MIAMI-DADE COUNTY, Fla. – The case involving the killing of George Floyd in Minneapolis at the hands of police brings more scrutiny to how law enforcement officers face discipline. State law and union contracts provide protection for officers. On Wednesday, a panel of black community leaders recommended changes to better protect the community from abuse of force.
“It set back law enforcement ages. All the hard work, the blood, sweat and tears that has been done to bridge the community, that one criminal act has set us back," Freddy Ramirez, Miami-Dade police director, said.
At the first meeting of the Miami-Dade Black Affairs Advisory Board since the police situation in Minneapolis created protests all over the United States, including many in Miami, the focus was on policing the police and turning protests into action.
"If we’re going to talk about how we drive solutions, we must first understand how pervasive the problem is," Dwight Bullard, South Dade NAACP, said.
By the end of the meeting, they had formulated a list of recommendations.
- Civilian Oversight Boards like the city of Miami has, but the County defunded.
- A tracking mechanism for "rogue" officers.
- Changes to the state’s police “Bill of Rights,” the Florida Statute that outlines the rights and processes afforded accused law enforcement officers. Unlike in Minnesota, a Florida police officer involved in a death on Monday would likely not be fire on Tuesday and charged by Friday.
"I've heard from several chiefs, their hands are tied, they cannot because of policies in place, summarily fire those officers. In Dade County today what happened to that officer in Minnesota could not happen because they could not fire that officer right on the spot," Ruban Roberts, Miami Dade NAACP, said.
The head of Miami-Dade County’s police union defends improving relations with communities and holds up a list of two dozen entities that currently do have the power to investigate police officers.
"The Bill of Rights only pertains to administration portions. That doesn't keep officers from being arrested," Steadman Stahl, president of the Miami Dade Police Benevolent Association, said.
We ask Stahl if he would advocate that the county's civilian process return.
"If there was a need for it, yes, but now I don't see a need for it," Stahl said.

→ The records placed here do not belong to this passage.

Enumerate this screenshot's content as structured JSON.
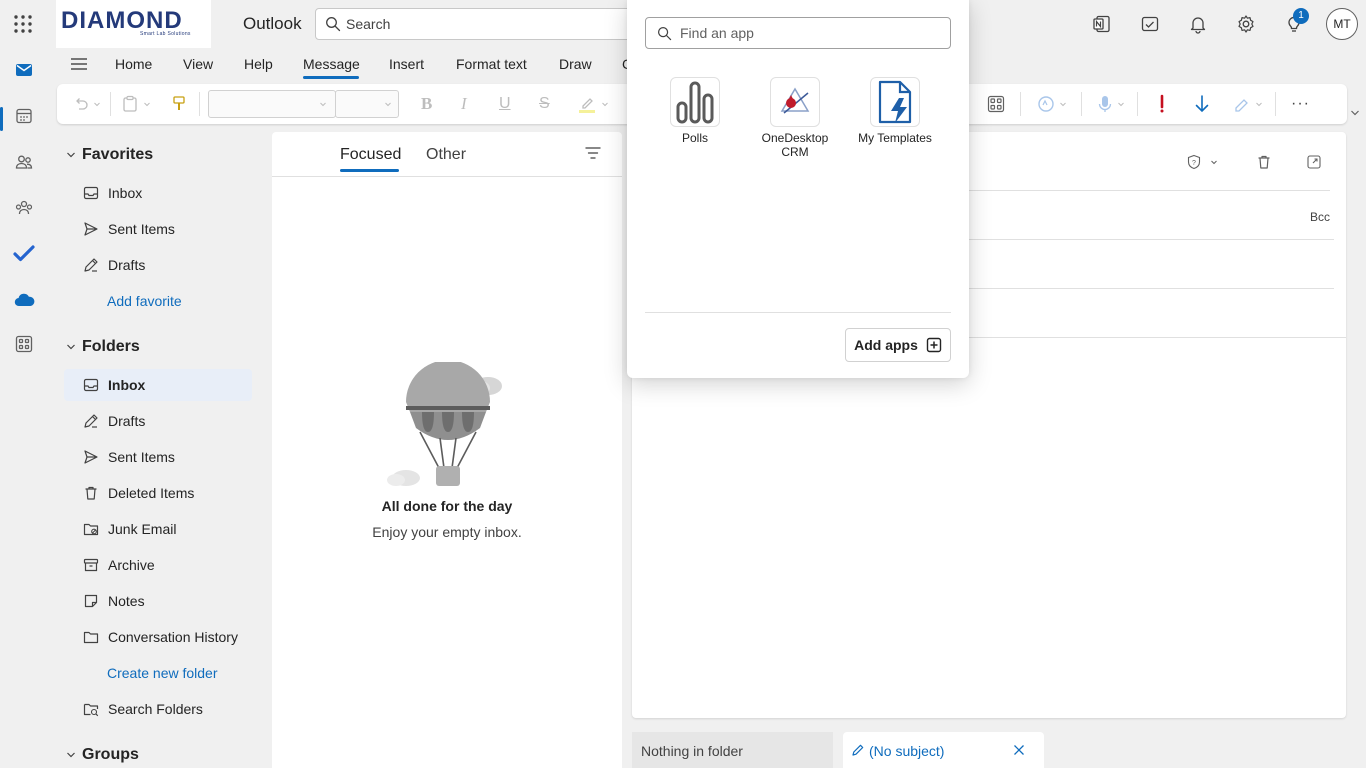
{
  "header": {
    "logo_text": "DIAMOND",
    "logo_tagline": "Smart Lab Solutions",
    "app_name": "Outlook",
    "search_placeholder": "Search",
    "notification_badge": "1",
    "avatar_initials": "MT"
  },
  "ribbon": {
    "tabs": [
      "Home",
      "View",
      "Help",
      "Message",
      "Insert",
      "Format text",
      "Draw",
      "C"
    ],
    "active_tab": "Message"
  },
  "favorites": {
    "heading": "Favorites",
    "items": [
      "Inbox",
      "Sent Items",
      "Drafts"
    ],
    "add_link": "Add favorite"
  },
  "folders": {
    "heading": "Folders",
    "items": [
      "Inbox",
      "Drafts",
      "Sent Items",
      "Deleted Items",
      "Junk Email",
      "Archive",
      "Notes",
      "Conversation History"
    ],
    "create_link": "Create new folder",
    "search_folders": "Search Folders",
    "selected": "Inbox"
  },
  "groups": {
    "heading": "Groups"
  },
  "message_list": {
    "tab_focused": "Focused",
    "tab_other": "Other",
    "empty_title": "All done for the day",
    "empty_subtitle": "Enjoy your empty inbox."
  },
  "compose": {
    "bcc_label": "Bcc"
  },
  "bottom_tabs": {
    "nothing": "Nothing in folder",
    "draft": "(No subject)"
  },
  "app_flyout": {
    "search_placeholder": "Find an app",
    "apps": [
      {
        "label": "Polls",
        "icon": "polls-icon"
      },
      {
        "label": "OneDesktop CRM",
        "icon": "onedesktop-crm-icon"
      },
      {
        "label": "My Templates",
        "icon": "my-templates-icon"
      }
    ],
    "add_apps_label": "Add apps"
  },
  "colors": {
    "accent": "#0f6cbd",
    "background": "#f0f0f0",
    "selected_folder": "#e8eef8"
  }
}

Police union contracts with the department also have a lot of sway with the discipline process. The list of recommendations that the board came up with Wednesday would next be submitted to Miami-Dade County for review.